| EXERCISE BRIEF |
Using the word "работы" as the filter, copy each matching line from the records.

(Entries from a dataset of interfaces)
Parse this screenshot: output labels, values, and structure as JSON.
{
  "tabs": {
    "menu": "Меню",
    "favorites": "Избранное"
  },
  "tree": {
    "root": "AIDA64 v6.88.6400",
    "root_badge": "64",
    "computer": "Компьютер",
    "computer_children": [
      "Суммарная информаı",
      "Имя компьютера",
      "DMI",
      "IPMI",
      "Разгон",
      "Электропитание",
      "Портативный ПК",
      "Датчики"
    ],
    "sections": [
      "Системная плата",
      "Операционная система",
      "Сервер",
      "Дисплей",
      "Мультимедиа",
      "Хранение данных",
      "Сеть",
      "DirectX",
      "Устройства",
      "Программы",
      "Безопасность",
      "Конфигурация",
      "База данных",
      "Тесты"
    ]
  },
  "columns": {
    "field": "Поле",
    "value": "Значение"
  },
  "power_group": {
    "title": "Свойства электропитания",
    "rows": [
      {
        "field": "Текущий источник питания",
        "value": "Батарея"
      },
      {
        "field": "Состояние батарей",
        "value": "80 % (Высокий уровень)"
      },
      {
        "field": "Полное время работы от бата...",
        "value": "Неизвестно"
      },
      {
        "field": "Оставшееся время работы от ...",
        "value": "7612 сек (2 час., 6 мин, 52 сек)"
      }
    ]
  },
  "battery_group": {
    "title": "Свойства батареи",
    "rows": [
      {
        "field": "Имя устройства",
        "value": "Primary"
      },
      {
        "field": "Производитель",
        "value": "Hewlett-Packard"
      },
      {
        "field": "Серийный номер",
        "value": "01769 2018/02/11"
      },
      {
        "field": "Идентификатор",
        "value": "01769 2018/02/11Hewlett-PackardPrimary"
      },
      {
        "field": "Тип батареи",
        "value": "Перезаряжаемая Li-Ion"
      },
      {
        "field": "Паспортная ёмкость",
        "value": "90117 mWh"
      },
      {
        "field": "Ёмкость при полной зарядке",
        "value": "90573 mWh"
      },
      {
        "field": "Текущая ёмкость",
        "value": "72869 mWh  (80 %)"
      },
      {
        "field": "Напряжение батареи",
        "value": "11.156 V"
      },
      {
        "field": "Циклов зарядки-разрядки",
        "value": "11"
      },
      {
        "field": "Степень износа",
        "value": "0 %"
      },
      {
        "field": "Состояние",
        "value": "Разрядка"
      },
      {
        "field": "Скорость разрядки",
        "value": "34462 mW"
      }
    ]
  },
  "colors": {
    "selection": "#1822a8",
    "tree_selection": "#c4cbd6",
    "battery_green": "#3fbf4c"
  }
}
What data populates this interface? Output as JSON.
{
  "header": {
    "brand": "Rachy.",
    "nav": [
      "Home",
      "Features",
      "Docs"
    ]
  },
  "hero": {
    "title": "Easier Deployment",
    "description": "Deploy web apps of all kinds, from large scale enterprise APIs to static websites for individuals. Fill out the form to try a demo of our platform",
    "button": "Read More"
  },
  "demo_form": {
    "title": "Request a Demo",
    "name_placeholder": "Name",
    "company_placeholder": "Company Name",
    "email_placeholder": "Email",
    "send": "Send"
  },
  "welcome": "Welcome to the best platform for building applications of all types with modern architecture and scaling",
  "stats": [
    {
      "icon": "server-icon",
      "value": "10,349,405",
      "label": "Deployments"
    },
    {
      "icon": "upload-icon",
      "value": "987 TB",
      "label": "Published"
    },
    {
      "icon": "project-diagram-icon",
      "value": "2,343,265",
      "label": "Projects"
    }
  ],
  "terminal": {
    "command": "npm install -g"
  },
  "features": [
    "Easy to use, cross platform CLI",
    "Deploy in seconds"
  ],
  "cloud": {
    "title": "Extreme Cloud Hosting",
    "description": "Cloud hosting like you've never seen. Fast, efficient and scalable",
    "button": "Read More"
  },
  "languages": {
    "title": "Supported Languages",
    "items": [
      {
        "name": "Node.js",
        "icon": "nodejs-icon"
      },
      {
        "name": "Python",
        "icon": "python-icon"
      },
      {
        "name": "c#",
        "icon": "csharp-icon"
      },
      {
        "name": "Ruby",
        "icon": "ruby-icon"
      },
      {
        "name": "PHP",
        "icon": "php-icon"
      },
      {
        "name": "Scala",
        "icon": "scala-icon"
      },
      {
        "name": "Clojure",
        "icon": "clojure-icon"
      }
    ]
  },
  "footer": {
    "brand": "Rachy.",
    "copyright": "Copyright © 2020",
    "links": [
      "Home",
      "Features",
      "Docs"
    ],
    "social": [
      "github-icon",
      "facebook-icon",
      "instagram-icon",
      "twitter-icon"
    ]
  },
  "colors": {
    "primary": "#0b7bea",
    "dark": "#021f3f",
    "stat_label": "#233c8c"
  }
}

| RESPONSE TO THE EXERCISE |
        "field": "Полное время работы от бата...",
        "field": "Оставшееся время работы от ...",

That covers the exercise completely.